100 years ago
Englishwomen were now wearing stockings made of real gold and silver thread. The gold and silver stockings were made in Paris. Only a few pairs had as yet arrived in London, and these were sold almost at once.
The stockings were of gold and silver tissue around the ankle and half the length of the leg. The other half was made of silk. Their price was 27s 6d, but the stockings made entirely of gold tissue, as worn in Paris, would cost about £2 10s. The stockings were beautiful in effect, and the gold or silver threads had had to be woven by a special new process, which rendered the web very fine and pliant. Thus stockings composed entirely of the gold and silver tissue were expensive wear, as they cost more than silk, and would probably exist only one brief evening, since they were not washable.
50 years ago
A column giving advice on photography said: “Always popular subjects for the holiday photographer are girlfriends or wives in their smart new bathing costumes, posed, perhaps a little self-consciously, on the beach.
All too often, however, the resulting pictures are dull and comparatively lifeless, and it’s usually because insufficient thought is given to the subject. Pictures on the beach should be glamorous, fun – or both. Shots of the current sweetheart standing forlornly alone, legs together, arms hanging limply by her sides, obviously dreading the whole beastly business, will never make the grade. So begin by dreaming up an attractive pose – if you are set on the more static, glamour-only picture that is. Position her with barnacles biting into the soles of her feet and the sun shining directly into her eyes, and you are three quarters of the way to wasting at least one frame!
A prop of some kind makes a useful adjunct to a successful beach picture, for it serves two purposes; to balance the composition, and to give the model something to do.”
25 years ago
Work on replacing crumbling masonry on York Minster’s south-west tower was unlikely to start for another 18 months. But as a first step, an expert would inspect the damaged stonework.
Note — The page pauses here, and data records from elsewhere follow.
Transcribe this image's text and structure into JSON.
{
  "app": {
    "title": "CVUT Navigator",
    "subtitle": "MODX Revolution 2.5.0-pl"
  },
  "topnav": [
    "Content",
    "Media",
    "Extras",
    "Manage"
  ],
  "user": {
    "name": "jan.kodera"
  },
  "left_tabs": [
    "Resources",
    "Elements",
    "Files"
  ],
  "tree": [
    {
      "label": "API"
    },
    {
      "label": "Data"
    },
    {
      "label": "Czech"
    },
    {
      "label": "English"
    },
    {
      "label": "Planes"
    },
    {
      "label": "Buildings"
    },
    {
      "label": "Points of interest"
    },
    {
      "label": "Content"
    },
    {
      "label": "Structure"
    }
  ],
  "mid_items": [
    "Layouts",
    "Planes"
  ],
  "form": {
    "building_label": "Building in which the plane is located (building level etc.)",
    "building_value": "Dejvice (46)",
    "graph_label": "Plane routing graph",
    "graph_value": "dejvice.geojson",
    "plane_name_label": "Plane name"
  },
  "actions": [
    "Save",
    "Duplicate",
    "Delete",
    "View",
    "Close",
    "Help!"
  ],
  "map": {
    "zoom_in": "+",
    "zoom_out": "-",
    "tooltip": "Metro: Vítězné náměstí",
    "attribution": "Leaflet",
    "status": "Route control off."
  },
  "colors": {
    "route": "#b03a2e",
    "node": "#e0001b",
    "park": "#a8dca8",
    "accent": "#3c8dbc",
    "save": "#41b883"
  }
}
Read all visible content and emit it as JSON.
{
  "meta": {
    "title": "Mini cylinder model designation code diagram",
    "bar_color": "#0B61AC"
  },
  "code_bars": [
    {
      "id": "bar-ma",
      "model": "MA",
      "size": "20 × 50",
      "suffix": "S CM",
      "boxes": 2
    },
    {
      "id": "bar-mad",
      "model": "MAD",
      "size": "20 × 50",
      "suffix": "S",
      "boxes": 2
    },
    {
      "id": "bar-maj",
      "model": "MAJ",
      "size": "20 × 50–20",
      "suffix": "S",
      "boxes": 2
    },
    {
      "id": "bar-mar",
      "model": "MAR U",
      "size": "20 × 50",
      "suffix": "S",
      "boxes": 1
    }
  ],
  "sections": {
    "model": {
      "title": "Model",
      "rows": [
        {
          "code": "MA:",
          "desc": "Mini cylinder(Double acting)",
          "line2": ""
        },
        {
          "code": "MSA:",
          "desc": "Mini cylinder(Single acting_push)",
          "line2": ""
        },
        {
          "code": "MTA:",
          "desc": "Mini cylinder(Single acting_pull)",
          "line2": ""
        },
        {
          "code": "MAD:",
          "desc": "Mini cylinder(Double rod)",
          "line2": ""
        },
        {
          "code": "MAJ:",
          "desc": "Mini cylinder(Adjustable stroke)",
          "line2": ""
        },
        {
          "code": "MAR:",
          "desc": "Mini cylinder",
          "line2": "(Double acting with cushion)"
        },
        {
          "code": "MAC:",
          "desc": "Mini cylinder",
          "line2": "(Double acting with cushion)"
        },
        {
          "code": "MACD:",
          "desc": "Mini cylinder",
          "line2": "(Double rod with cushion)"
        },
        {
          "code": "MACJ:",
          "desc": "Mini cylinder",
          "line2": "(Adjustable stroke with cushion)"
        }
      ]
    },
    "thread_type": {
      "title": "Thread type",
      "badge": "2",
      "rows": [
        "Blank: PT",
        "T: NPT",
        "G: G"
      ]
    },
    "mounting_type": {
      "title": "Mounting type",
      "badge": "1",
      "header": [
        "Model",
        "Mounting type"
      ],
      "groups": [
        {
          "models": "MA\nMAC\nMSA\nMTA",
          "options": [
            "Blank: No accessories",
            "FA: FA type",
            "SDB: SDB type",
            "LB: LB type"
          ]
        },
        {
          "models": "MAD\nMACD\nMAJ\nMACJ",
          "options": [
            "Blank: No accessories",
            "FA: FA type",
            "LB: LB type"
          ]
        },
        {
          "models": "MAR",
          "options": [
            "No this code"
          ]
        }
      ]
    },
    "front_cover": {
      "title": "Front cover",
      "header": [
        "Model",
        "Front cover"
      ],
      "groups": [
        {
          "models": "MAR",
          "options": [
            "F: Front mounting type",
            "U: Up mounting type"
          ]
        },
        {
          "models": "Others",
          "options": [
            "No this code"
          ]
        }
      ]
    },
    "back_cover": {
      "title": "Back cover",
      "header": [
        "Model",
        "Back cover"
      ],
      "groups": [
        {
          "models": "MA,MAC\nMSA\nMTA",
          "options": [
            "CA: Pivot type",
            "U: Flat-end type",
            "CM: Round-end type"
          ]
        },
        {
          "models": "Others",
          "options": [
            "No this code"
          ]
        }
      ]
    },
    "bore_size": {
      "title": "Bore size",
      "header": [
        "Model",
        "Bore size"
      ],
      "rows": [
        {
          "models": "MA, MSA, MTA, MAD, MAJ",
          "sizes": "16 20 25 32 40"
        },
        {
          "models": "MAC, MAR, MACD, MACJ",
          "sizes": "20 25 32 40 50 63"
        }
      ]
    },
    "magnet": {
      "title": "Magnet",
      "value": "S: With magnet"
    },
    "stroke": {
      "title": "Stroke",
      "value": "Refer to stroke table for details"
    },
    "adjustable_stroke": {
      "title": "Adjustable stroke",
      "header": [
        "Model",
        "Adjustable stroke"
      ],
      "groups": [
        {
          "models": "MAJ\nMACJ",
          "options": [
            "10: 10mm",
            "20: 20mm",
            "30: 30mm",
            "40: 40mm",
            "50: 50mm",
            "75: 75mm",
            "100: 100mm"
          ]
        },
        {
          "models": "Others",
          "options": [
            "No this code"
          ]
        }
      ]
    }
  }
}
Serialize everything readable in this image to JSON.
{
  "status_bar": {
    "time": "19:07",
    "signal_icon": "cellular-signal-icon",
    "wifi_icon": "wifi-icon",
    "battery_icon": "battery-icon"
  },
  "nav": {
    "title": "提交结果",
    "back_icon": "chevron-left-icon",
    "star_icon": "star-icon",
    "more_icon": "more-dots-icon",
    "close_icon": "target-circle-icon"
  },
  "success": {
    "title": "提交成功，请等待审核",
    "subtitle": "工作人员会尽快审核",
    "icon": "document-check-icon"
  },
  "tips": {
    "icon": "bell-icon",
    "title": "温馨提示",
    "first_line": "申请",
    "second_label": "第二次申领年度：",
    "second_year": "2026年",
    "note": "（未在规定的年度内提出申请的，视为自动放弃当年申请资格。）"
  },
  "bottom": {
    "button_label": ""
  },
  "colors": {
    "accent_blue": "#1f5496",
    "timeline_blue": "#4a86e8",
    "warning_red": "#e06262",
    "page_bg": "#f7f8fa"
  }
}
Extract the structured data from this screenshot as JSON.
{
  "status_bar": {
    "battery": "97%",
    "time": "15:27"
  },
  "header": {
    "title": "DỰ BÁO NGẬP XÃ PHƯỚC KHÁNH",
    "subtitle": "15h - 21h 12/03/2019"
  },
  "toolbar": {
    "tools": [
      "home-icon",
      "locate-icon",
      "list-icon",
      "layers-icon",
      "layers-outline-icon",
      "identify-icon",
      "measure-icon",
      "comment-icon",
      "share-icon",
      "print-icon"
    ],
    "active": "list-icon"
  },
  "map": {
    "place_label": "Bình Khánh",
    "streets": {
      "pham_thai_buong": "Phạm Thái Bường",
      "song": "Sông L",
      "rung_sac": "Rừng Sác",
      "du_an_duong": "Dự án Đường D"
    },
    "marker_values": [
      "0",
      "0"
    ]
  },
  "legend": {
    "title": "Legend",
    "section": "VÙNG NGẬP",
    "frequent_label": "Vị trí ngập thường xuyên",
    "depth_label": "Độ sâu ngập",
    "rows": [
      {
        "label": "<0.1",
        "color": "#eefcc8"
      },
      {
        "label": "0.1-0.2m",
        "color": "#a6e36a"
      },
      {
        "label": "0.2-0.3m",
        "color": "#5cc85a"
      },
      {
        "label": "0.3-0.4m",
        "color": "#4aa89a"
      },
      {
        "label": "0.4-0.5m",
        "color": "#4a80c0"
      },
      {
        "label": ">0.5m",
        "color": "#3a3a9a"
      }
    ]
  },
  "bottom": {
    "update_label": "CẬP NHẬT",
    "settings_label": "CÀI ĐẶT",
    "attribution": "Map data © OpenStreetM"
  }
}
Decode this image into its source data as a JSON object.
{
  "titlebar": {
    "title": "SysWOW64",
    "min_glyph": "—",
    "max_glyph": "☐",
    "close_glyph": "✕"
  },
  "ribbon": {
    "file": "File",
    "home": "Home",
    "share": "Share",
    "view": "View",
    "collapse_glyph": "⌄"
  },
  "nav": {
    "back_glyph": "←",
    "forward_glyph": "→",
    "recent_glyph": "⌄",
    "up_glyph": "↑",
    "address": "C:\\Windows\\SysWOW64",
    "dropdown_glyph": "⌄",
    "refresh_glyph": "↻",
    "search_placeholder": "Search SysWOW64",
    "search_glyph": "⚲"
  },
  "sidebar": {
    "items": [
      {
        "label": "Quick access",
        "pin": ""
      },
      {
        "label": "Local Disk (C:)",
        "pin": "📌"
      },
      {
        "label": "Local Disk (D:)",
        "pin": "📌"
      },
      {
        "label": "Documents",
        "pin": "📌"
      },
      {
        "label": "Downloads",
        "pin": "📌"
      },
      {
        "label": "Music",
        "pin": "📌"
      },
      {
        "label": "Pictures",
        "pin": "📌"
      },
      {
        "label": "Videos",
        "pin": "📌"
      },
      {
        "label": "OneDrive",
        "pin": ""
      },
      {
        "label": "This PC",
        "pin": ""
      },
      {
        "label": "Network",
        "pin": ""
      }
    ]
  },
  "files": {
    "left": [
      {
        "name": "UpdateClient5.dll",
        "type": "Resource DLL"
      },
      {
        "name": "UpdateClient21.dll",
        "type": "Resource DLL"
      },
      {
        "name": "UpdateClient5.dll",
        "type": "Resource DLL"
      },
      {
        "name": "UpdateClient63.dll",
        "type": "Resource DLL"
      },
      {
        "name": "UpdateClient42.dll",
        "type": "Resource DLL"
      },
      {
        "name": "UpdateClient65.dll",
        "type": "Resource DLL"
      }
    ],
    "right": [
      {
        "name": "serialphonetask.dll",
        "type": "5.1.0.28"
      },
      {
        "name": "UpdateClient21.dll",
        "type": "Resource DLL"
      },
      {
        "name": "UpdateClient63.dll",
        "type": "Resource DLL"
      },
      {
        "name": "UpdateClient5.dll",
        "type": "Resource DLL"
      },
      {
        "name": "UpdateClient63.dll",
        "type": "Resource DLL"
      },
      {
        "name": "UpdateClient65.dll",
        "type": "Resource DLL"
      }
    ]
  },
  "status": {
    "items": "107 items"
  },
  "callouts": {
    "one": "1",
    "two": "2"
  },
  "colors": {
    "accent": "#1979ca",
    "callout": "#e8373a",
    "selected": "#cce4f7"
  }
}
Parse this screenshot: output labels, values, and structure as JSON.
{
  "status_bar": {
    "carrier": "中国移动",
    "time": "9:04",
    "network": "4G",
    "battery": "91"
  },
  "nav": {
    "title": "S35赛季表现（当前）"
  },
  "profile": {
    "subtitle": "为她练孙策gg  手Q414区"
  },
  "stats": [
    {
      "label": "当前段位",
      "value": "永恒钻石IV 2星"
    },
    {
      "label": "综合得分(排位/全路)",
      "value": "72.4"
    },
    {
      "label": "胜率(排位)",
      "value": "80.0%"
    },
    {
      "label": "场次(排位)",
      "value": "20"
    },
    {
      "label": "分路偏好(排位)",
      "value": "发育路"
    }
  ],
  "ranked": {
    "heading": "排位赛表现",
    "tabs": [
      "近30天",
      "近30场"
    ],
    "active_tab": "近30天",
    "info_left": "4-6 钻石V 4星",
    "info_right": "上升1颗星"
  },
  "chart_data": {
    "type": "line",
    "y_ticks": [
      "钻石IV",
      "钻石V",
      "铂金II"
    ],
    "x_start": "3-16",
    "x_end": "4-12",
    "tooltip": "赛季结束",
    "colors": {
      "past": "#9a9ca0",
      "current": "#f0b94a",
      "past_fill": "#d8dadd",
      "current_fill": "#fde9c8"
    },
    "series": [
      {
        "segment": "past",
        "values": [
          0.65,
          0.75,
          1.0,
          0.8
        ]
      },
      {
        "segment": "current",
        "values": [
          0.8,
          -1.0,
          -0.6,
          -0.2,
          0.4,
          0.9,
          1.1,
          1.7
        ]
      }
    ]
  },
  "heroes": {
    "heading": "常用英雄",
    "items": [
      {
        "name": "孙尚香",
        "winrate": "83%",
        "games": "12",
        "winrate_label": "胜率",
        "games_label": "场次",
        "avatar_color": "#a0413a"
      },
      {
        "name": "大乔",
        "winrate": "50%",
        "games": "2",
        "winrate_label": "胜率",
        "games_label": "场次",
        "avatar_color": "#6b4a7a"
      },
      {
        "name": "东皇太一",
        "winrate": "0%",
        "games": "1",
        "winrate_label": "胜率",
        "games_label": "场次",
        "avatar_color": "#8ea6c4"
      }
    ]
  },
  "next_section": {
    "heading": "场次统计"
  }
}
Emergency work to make the tower safe had been carried out the previous October after a pinnacle weighing a quarter-of-a-ton crashed down into Deangate. As a result, the road was closed to traffic for some time, causing problems in the city centre. Mr Bob Littlewood, the Minster’s superintendent of works, confirmed that Mr Charles Brown, Surveyor of the Fabric, would be visiting the tower to see for himself the extent of the problem.